Exercise goal ▸
Across the entries that follow, count each line holding "message" and state the total alone.

Given records ▸
Segment Open
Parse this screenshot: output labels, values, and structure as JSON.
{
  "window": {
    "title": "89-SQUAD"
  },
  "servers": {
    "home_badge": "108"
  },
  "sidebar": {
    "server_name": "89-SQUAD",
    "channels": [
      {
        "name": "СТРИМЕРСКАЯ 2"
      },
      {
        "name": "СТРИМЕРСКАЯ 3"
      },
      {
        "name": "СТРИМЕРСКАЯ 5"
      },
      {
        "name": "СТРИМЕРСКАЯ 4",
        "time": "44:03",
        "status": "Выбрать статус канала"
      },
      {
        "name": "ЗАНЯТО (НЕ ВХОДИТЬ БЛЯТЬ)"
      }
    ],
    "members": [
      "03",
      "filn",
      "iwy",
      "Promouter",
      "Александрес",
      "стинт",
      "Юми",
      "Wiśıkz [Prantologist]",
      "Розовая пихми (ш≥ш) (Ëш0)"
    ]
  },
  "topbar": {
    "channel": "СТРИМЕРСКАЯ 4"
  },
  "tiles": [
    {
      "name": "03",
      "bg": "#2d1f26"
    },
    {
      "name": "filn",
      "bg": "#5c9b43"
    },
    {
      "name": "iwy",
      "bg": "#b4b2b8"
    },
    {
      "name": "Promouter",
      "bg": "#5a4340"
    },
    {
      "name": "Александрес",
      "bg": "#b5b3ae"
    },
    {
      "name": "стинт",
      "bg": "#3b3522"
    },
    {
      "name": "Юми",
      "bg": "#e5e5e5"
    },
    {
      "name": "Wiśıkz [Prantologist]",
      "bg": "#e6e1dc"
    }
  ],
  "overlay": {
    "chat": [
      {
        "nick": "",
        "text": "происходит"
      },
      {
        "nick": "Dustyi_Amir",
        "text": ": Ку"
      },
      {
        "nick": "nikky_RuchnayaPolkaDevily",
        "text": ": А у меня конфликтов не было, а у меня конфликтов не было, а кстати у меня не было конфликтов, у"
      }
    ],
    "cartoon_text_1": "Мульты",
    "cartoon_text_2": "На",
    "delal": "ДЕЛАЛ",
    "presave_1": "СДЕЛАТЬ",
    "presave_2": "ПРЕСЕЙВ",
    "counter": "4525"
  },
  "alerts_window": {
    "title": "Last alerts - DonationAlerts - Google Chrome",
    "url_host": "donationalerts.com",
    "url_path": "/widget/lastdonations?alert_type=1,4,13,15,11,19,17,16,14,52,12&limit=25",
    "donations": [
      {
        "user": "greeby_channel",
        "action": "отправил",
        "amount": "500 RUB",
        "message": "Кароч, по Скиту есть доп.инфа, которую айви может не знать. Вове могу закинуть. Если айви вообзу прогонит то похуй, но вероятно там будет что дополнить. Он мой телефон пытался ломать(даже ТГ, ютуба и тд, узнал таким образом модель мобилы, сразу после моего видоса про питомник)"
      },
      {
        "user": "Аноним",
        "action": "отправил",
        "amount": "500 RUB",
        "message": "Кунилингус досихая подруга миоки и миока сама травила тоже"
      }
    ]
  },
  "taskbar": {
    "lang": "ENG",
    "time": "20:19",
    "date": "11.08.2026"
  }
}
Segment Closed
Response ▸
2